What to work on:
Where does the word "JSON" occur in the data below? Copy each line that holds it.

_ _ _ _

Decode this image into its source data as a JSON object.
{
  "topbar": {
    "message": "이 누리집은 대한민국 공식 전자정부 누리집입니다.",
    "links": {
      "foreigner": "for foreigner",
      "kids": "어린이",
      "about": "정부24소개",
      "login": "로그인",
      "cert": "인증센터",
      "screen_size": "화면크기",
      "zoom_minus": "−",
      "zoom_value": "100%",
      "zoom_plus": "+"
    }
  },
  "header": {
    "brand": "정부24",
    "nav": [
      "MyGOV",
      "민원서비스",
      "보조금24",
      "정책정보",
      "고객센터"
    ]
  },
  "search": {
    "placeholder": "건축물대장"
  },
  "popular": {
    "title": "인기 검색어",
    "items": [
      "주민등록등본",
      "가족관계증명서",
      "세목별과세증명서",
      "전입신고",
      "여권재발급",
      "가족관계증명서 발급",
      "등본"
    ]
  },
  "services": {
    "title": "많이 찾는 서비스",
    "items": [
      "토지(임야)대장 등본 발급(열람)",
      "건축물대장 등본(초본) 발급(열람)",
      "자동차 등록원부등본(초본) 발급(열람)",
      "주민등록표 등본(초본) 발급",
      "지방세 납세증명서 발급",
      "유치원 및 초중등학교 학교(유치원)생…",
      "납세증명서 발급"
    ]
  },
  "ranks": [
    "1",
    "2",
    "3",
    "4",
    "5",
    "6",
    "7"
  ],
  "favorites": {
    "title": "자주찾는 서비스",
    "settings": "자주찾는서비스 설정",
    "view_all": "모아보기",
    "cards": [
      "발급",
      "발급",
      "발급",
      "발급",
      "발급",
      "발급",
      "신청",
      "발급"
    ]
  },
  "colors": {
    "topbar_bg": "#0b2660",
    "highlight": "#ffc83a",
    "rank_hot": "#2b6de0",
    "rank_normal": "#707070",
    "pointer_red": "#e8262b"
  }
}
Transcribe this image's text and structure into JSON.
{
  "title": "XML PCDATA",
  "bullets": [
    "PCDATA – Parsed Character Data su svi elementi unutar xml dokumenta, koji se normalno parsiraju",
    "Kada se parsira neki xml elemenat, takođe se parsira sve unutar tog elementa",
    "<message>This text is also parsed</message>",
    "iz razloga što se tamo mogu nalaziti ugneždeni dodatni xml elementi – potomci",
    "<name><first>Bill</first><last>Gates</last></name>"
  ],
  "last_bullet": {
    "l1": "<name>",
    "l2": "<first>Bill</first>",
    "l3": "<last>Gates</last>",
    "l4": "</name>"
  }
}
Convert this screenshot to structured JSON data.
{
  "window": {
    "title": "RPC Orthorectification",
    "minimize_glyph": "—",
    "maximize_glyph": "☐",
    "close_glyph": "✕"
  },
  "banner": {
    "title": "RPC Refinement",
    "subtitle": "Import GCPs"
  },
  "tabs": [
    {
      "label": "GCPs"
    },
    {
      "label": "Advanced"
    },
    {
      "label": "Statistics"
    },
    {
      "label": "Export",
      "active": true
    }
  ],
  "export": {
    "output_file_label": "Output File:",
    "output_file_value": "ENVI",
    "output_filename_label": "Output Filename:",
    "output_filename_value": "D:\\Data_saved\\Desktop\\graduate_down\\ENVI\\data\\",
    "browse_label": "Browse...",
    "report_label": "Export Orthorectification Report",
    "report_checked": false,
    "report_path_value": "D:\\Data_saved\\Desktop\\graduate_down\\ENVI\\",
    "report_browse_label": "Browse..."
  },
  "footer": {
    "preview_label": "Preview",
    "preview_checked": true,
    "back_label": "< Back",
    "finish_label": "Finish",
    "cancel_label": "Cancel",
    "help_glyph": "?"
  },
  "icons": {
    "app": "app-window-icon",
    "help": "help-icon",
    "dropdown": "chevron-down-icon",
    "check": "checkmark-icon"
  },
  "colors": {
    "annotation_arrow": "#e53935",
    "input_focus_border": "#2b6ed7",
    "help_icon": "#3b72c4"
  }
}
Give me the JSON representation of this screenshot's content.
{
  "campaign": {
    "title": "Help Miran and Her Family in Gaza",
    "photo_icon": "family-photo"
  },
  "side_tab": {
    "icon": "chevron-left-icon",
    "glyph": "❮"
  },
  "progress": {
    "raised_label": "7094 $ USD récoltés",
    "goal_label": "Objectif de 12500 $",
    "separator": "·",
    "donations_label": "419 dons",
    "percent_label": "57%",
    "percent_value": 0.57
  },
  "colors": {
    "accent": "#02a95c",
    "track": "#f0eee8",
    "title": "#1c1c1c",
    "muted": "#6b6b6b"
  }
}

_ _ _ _

Response to this task:
Decode this image into its source data as a JSON object.
Transcribe this image's text and structure into JSON.
Convert this screenshot to structured JSON data.
Give me the JSON representation of this screenshot's content.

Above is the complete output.